That’s why the schools ask you to write essays, and why they have extensive interview processes, too. It’s an imperfect system, but it’s what they have to work with.
They could easily fill their classes with top scoring applicants if they chose to. That’s not how it works though. They’re in the business of education, and it’s part of their mission to contribute to society. It’s not formulaic. There are many ways to evaluate potential.
Which is awesome, because it means everyone gets a fair shot at admission.
Yes they have standards. They’re not going to admit someone who they think will have trouble with the curriculum. To be sure, they’re not admitting gobs of candidates at the 600 level. Some schools even will offer a conditional acceptance for certain candidates, where they require that you bring up your score before they’ll let you enroll. The test scores are not insignificant.
But they’re just one piece of the puzzle, and they don’t tell the whole story. There’s plenty of candidates with a 700 who come across as true jerks. Or they just don’t put in the work that’s required to communicate themselves effectively in the app. They’re not showing themselves to be differentiated. A high test score is not an instant pass, just as much as a low one is not an immediate rejection.
The adcoms know a life cannot so easily be distilled down to one small component.
EssaySnark suggests a widening of the perspective.

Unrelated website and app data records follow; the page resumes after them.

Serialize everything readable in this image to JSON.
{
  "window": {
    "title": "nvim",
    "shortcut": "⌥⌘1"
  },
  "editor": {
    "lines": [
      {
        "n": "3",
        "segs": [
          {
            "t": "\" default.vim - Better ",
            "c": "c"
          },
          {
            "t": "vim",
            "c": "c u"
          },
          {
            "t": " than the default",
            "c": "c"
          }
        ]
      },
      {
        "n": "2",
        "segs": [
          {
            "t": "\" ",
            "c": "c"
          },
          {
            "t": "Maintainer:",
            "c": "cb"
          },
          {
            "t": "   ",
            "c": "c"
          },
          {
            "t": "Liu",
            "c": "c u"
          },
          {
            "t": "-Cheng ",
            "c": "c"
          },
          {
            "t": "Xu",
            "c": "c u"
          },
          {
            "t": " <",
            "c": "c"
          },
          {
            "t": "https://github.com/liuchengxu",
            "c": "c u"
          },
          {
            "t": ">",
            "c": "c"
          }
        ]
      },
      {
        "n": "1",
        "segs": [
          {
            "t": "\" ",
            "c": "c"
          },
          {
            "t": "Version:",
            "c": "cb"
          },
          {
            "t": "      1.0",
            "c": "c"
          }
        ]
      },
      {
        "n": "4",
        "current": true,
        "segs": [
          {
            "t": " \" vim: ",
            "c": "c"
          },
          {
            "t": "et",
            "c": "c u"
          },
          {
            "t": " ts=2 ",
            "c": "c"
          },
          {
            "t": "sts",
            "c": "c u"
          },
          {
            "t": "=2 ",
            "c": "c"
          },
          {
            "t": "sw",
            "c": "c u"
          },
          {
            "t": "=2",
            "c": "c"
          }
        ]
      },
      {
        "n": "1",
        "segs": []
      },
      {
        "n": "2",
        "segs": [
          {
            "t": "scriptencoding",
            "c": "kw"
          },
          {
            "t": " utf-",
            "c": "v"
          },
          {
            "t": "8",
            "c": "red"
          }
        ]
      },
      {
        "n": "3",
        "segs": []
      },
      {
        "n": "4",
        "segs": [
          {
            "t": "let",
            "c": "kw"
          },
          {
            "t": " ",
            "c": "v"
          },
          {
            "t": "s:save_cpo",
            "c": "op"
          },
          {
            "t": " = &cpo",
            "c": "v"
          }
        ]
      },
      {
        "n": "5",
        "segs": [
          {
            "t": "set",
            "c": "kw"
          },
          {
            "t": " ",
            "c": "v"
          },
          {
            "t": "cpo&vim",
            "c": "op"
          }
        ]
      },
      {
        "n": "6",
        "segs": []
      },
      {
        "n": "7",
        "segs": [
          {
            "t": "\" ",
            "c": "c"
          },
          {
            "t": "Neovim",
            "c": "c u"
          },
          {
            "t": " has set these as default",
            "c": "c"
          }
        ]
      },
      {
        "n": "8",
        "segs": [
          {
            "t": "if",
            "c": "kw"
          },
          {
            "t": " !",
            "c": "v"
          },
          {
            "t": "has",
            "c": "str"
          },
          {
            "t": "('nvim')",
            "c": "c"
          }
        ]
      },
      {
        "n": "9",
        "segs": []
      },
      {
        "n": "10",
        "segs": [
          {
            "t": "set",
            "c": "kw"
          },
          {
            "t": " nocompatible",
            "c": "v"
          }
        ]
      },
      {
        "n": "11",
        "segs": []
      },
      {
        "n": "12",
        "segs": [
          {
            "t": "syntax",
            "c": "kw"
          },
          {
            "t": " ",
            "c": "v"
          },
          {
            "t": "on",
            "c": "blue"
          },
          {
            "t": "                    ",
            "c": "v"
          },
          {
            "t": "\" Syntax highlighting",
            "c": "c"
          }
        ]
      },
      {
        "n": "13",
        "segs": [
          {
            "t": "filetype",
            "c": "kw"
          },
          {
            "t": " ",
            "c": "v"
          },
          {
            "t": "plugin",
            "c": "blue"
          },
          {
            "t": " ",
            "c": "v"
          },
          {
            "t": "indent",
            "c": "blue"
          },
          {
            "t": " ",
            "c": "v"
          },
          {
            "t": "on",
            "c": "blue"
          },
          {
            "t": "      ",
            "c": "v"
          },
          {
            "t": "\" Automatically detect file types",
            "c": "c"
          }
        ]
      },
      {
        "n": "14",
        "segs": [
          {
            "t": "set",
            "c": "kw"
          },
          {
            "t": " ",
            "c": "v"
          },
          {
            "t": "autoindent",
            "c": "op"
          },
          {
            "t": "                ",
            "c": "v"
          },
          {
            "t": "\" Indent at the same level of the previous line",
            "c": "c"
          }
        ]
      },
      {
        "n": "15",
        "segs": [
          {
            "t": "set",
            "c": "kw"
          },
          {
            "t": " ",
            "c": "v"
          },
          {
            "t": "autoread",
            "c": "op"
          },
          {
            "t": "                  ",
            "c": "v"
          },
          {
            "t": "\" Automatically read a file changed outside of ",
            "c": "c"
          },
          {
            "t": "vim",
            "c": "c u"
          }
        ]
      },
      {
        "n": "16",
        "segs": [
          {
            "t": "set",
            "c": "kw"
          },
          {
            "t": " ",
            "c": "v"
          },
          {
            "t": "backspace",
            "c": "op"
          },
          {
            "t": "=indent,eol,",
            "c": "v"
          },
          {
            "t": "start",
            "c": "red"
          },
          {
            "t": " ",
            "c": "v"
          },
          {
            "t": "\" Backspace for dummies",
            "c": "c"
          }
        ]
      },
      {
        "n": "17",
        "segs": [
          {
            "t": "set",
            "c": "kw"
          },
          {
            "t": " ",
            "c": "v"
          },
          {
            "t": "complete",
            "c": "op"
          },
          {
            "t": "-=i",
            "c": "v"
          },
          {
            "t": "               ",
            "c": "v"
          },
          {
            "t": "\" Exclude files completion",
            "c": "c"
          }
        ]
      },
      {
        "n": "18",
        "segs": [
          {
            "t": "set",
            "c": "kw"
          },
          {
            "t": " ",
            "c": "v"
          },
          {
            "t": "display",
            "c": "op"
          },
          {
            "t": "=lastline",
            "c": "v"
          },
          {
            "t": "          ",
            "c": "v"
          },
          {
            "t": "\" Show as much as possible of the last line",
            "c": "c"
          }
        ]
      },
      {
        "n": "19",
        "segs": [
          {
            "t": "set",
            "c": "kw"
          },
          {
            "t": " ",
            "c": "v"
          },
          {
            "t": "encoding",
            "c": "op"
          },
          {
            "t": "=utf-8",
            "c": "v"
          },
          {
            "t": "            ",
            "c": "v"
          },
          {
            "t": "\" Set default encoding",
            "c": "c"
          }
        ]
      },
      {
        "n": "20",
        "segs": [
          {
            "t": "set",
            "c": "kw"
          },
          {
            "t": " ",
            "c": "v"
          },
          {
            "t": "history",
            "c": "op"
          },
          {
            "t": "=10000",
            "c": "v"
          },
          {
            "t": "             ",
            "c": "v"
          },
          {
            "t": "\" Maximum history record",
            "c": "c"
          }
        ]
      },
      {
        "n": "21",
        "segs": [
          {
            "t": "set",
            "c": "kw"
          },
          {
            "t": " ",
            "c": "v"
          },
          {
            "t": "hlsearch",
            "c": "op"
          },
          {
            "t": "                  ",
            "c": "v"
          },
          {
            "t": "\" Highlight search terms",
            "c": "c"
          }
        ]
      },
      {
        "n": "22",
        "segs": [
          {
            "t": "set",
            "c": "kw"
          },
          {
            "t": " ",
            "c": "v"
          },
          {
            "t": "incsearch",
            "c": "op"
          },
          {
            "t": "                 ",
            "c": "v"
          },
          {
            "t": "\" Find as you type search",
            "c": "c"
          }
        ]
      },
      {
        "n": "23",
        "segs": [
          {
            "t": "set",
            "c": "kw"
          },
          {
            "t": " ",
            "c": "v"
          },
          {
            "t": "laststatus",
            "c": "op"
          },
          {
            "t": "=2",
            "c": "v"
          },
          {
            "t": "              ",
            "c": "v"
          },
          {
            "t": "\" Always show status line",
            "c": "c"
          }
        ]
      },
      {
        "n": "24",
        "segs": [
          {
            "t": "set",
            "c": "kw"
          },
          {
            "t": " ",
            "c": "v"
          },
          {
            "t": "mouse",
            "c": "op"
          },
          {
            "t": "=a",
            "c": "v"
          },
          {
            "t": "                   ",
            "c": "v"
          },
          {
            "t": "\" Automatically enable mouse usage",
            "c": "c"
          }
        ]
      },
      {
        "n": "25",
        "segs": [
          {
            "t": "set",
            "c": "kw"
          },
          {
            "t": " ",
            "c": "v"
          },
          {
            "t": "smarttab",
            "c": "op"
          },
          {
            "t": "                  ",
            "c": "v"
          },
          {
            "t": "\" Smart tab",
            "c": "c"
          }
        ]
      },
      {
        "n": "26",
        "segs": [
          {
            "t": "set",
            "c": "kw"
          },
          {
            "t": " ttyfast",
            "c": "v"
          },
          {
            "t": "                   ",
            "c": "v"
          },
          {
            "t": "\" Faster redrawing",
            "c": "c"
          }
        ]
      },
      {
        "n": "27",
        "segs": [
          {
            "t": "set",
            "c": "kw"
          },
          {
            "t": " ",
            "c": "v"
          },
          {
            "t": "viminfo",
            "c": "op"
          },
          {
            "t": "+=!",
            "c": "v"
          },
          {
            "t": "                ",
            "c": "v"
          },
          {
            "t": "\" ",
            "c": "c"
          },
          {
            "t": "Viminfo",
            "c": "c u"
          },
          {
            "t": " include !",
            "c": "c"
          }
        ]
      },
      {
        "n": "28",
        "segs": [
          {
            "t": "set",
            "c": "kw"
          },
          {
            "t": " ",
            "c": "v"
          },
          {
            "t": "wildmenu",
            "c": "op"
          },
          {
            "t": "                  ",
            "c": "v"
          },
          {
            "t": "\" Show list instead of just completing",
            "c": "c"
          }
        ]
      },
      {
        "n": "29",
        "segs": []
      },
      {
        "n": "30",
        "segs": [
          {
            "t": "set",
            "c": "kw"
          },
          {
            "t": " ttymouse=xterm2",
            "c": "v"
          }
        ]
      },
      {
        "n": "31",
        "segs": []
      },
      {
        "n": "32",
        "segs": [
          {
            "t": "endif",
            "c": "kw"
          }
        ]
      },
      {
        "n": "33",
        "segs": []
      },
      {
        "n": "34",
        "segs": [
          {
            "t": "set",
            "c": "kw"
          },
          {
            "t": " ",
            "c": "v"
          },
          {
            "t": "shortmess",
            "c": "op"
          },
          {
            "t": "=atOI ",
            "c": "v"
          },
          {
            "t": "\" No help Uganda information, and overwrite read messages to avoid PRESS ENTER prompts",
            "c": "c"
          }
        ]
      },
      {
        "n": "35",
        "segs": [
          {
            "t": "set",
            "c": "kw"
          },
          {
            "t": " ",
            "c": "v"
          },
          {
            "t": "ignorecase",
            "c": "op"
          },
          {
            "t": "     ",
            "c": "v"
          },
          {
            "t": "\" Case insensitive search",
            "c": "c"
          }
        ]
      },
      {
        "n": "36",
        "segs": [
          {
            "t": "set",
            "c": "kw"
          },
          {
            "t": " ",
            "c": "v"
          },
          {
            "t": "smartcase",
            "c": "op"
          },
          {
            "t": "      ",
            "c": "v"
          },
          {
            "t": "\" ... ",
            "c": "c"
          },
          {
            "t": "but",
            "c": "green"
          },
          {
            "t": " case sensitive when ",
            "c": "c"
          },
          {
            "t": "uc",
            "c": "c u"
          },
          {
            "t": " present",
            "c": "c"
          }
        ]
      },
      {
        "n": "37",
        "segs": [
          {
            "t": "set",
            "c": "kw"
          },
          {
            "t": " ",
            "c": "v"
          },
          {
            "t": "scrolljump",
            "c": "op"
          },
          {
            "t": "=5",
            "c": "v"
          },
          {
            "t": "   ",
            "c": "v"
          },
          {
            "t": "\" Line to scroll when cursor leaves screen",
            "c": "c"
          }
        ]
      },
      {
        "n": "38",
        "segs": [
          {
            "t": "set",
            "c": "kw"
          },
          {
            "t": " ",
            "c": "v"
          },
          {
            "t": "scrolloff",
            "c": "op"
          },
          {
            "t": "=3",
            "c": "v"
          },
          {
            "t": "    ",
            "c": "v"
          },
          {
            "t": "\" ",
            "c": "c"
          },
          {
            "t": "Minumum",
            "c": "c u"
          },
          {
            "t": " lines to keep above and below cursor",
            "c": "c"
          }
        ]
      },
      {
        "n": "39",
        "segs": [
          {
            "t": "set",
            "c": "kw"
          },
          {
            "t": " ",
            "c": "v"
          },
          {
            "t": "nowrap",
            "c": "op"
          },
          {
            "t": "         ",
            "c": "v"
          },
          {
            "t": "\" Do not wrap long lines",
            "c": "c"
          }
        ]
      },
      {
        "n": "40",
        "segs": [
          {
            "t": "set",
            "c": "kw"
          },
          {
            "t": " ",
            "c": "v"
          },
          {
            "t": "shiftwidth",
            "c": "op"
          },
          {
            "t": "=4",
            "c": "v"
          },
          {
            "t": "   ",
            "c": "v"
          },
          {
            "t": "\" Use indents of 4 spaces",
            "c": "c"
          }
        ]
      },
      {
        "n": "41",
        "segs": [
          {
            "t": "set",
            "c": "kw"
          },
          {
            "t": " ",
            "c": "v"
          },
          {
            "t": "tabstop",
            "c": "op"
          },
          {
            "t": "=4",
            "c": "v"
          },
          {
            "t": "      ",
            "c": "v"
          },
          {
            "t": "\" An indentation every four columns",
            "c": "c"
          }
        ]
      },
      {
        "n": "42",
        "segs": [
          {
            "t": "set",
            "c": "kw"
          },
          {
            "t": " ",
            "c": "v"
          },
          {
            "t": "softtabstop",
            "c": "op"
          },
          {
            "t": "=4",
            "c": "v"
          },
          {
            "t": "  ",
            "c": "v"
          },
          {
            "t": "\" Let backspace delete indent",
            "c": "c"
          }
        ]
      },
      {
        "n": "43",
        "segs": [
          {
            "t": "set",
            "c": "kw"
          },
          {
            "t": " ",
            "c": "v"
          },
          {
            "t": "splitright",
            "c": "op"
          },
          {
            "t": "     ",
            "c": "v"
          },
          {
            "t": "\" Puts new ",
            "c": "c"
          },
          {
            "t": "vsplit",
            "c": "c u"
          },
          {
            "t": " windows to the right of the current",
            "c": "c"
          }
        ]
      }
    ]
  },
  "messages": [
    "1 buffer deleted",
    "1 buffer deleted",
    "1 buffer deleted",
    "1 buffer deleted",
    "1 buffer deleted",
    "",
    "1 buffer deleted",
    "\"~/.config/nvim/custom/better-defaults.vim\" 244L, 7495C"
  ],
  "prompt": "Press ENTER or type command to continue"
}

Let’s not be so quick to paint others with such a broad brush.
We think Billy Bush, circa 2017, would agree.
Update: Akil Bello, test prep wiz, tweeted this in response:
— Proctor Dre (@akilbello) May 23, 2017
Direct link to the post he references about underrepresented minorities and standardized tests is here .
Update #2: This article on leadership and controlling emotions includes a list of the “types of intelligence” as identified by Howard Gardner from Harvard in 1983:
- Linguistic—good with words
- Mathematical—good at numbers
- Musical—good with rhythm and sound
- Visual-Spatial—good at thinking in three dimensions
- Bodily-Kinesthetic—good at physical activity
- Intrapersonal—good at understanding oneself
- Interpersonal—good at interacting with other people
The GMAT tests two or maybe three of these.